Being a young car enthusiast can be tough – especially in Australia. You want something fun to drive, reliable and good looking. It has to be quick, but not too quick (or the local authorities won’t allow you to drive it). You want it to have a strong aftermarket and there to be plenty spares available for when you run it into a fence trying to drift. And all that without costing an arm and a leg.
The little E70 series Toyota Corolla ticks all these boxes, and for this reason has become a favourite of first-time drivers looking to try their hand at modification and maybe even a little sideways action. For many years, the E70 went unnoticed and unloved, haunting the local Trading Post or wreckers yard just like any other mass-produced economy car. But don’t forget, this little Corolla has a rear-wheel drive chassis that shares plenty in common with the AE86, and before long budget-conscious enthusiasts began to snap them up.
I found this neatly finished example at the Yokohama World Time Attack Challenge Show ‘n’ Shine, and although it was much more subtle than most cars on display, I couldn’t resist sharing it with you. In my mind, it’s the perfect first car.
For our non-Australian readers, that P-plate next to the licence plate signifies that this is a new driver (on a provisional licence) and therefore is subject to a whole lot of restrictions relating to modifications, passengers, speed and so on.
Up front, the owner has ditched the standard 8-valve OHC engine for the venerable 4A-GE from the AE86; the free-revving 16-valve DOHC engine is a nice match for this lightweight RWD Corolla. This engine swap is as stress-free as they come too, because the stock crossmember and gearbox bolt straight up. Perfect for a budding backyard mechanic, and unlikely to cause any problems with the constabulary.
The owner has also replaced the 4A-GE’s stock TVIS fuel injection system with an old school Solex twin sidedraft carburettor setup. Oh, to hear that sweet sweet sound of carby inhalation!
As is usually the case at car shows, the windows were up which made it tough to get a good shot of the Corolla’s interior. Still, you can make out the stock dash, seats and even steering wheel, which was a welcome surprise.
Why mess with the ’80s perfection of the stock body when it looks so good already? A set of SSR Star Sharks have been tucked beneath the guards, but otherwise the brilliant red and gold pinstriped bodywork remains untouched.
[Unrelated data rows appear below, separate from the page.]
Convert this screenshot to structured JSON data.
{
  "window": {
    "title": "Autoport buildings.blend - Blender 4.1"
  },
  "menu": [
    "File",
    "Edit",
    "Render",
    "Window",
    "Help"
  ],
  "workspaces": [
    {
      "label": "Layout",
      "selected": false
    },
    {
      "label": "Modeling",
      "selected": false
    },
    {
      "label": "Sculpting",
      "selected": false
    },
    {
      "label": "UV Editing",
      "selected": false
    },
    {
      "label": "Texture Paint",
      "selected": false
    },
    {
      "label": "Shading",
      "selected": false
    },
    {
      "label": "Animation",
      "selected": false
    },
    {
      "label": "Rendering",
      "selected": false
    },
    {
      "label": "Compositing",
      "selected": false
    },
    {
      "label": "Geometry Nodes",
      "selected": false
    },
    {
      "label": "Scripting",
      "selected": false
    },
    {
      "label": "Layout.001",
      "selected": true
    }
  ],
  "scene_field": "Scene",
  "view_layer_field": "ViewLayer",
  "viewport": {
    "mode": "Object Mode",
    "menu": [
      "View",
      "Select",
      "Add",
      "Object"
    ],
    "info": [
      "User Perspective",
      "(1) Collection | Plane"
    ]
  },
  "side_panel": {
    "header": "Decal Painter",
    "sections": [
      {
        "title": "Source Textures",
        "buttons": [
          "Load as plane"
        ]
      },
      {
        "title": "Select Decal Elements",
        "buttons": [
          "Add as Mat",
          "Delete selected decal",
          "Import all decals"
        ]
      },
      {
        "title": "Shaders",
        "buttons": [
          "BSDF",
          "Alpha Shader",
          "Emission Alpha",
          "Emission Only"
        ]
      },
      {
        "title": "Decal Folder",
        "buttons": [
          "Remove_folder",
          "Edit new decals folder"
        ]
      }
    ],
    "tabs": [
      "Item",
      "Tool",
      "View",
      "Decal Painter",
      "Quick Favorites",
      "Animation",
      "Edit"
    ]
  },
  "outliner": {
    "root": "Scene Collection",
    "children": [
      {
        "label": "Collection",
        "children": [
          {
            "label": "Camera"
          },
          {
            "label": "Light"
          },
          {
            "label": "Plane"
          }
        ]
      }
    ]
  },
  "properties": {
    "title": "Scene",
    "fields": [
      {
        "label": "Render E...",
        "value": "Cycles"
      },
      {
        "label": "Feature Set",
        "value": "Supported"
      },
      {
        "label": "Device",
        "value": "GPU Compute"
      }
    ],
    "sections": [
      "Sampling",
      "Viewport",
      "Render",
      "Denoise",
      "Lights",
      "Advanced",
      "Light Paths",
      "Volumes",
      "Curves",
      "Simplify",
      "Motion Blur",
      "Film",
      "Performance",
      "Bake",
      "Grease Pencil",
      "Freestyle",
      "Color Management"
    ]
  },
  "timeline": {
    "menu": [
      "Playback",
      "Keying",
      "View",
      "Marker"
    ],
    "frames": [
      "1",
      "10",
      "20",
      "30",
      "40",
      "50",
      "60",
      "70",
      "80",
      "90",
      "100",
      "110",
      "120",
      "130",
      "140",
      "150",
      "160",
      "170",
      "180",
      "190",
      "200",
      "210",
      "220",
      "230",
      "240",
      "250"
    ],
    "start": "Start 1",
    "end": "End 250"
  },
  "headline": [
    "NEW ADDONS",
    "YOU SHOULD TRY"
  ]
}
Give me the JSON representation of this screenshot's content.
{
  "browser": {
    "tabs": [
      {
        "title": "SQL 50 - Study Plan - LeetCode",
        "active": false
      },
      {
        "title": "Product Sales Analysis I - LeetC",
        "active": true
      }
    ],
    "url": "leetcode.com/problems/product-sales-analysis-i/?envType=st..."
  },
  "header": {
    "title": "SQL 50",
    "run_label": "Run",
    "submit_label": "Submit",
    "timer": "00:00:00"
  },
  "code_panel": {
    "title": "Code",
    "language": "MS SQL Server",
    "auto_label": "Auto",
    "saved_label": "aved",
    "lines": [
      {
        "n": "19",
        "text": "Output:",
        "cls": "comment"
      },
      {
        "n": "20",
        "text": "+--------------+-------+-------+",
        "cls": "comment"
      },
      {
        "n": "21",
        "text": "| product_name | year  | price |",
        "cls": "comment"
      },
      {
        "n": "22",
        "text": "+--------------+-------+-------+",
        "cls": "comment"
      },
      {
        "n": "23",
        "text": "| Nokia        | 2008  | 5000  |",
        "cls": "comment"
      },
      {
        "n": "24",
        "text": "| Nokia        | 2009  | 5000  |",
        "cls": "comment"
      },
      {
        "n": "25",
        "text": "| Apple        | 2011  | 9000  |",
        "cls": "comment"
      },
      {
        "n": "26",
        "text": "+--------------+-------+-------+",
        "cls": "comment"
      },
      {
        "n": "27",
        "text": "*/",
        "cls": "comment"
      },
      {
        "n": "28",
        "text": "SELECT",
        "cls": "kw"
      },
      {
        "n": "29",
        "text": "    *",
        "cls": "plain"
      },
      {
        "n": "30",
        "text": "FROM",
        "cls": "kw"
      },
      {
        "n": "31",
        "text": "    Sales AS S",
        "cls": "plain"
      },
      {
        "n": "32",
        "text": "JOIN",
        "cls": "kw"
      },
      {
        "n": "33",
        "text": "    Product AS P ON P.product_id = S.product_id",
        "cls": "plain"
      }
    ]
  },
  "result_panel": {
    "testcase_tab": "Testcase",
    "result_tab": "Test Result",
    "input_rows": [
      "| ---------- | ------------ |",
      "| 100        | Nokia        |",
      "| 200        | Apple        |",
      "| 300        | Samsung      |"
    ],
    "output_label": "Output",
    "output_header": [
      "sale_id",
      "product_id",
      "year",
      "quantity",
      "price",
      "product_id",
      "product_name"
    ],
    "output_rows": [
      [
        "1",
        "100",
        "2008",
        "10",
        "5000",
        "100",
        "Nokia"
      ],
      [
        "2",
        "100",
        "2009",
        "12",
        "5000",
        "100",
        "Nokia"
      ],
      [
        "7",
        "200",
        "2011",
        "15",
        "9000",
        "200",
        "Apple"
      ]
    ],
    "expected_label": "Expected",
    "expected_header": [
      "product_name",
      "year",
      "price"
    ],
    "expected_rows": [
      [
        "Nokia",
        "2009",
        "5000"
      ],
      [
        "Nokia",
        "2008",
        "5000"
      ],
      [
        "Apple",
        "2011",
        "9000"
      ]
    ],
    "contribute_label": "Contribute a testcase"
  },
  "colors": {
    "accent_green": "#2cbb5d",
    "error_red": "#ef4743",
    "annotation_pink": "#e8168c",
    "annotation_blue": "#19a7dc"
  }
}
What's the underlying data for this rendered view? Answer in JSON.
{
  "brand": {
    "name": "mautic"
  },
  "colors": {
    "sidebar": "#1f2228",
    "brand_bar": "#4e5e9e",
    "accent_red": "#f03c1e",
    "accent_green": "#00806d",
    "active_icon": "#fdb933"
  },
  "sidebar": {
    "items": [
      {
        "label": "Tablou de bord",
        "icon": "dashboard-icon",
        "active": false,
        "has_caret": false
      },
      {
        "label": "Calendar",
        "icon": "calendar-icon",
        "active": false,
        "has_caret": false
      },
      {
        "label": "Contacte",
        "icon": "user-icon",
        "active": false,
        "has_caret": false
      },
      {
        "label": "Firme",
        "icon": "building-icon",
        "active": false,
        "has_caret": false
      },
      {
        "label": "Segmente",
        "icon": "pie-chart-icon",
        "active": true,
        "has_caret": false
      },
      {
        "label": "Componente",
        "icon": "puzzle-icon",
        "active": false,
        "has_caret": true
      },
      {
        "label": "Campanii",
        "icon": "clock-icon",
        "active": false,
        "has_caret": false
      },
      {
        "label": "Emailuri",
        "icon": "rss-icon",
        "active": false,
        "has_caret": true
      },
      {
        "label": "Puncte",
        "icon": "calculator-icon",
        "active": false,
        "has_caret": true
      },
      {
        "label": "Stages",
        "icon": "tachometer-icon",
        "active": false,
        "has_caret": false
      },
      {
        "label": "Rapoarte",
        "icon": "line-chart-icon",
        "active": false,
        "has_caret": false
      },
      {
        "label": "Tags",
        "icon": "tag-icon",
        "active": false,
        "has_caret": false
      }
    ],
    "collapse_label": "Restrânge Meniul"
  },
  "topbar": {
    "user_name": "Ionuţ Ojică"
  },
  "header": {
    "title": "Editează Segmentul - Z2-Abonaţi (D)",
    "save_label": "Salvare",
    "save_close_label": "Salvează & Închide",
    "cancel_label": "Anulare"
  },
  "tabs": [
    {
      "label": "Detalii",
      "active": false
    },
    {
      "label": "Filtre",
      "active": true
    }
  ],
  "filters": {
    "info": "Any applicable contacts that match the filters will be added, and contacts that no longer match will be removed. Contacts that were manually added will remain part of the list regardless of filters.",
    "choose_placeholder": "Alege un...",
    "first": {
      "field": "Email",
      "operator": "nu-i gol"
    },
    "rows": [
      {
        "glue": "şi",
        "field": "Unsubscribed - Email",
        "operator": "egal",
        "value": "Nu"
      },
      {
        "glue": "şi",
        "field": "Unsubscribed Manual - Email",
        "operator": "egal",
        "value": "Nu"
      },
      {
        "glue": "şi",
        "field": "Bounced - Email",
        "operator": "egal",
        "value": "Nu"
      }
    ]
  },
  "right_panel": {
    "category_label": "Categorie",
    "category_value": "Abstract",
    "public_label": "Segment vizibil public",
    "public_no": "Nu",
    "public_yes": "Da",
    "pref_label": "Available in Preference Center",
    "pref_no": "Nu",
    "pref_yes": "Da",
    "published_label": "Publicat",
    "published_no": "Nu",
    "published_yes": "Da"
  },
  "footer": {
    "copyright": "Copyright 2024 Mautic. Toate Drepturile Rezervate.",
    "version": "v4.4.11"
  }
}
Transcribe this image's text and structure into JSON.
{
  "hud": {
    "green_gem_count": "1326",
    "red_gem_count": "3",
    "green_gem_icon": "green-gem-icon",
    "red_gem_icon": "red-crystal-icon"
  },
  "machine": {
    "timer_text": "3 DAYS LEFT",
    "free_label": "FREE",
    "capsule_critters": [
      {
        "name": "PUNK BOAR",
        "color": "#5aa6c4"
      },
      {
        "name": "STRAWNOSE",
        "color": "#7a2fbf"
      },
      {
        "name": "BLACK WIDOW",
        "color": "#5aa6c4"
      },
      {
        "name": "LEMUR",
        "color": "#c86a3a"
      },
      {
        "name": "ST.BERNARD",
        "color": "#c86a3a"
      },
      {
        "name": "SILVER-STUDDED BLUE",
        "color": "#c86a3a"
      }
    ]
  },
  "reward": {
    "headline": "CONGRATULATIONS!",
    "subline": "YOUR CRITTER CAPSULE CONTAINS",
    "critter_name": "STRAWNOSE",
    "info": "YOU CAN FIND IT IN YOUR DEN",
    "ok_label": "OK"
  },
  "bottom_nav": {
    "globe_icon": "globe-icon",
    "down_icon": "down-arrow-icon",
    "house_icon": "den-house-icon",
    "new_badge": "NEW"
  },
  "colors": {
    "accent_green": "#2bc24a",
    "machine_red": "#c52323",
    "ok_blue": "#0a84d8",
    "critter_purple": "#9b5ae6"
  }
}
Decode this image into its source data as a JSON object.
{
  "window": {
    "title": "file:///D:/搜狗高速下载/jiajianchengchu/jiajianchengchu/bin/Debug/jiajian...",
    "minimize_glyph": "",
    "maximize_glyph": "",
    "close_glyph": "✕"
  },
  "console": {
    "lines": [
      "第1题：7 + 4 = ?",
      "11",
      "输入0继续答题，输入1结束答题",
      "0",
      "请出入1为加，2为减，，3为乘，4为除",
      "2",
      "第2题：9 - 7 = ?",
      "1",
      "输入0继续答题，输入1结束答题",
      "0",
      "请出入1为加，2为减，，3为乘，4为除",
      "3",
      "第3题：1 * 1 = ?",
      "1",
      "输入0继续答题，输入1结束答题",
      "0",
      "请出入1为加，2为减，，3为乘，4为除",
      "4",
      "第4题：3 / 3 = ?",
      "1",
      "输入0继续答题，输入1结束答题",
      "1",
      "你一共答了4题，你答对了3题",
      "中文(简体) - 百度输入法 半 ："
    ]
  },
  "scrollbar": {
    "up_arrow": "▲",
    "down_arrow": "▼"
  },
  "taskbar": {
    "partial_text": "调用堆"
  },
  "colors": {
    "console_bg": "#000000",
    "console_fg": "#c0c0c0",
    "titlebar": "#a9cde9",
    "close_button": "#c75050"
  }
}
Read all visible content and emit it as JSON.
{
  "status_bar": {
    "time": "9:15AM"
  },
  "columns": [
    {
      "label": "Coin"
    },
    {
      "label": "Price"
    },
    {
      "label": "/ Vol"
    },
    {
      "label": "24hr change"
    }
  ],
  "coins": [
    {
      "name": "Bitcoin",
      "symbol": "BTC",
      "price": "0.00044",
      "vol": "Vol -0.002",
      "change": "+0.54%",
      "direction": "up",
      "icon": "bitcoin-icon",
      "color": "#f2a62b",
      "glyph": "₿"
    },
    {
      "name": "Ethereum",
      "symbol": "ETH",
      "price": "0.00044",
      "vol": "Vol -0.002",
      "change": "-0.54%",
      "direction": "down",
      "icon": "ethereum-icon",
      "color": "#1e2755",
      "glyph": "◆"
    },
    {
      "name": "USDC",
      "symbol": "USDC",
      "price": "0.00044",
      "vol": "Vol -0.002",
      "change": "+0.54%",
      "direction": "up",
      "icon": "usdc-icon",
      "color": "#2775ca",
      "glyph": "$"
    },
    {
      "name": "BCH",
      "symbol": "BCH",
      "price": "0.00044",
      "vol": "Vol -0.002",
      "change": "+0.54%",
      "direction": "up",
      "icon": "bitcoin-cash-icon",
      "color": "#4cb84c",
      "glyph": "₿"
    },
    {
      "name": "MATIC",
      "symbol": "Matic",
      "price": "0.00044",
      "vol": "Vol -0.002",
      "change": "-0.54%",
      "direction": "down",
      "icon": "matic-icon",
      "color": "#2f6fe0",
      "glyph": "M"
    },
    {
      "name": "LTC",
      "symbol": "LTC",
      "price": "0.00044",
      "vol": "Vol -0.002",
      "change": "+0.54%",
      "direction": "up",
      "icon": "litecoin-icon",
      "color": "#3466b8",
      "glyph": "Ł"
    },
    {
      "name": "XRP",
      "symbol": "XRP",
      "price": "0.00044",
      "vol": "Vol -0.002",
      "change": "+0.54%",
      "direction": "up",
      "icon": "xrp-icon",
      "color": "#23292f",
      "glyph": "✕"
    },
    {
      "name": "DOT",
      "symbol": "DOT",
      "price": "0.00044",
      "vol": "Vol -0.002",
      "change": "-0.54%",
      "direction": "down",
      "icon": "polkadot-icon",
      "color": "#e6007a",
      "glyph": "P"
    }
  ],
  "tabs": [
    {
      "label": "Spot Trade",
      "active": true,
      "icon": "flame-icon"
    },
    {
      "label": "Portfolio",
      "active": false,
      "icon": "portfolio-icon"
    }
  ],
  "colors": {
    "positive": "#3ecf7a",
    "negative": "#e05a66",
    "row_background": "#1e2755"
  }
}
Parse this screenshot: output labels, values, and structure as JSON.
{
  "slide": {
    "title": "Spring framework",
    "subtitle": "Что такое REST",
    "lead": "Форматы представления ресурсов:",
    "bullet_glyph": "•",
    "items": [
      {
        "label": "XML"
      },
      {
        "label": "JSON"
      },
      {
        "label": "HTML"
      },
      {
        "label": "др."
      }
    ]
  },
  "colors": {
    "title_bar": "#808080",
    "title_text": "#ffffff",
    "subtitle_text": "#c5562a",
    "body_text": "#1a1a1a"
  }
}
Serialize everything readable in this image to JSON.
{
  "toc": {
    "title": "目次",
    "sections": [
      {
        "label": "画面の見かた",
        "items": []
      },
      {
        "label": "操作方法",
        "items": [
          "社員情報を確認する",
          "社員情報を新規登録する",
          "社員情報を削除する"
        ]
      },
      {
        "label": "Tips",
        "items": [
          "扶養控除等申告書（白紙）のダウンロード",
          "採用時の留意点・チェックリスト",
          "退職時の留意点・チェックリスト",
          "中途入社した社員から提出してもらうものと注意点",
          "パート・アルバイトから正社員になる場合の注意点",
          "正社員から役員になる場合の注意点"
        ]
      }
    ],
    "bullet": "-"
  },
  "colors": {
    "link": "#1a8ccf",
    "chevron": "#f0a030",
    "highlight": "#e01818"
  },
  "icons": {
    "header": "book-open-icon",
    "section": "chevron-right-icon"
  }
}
Clean examples of the E70 Corolla are getting harder and harder to find as they continue to be pried from grannies’ hands by eager grandsons. Builds like this one make me wonder if the E70 might soon become collectible and shift out of reach of young car enthusiasts. That would be a damn shame.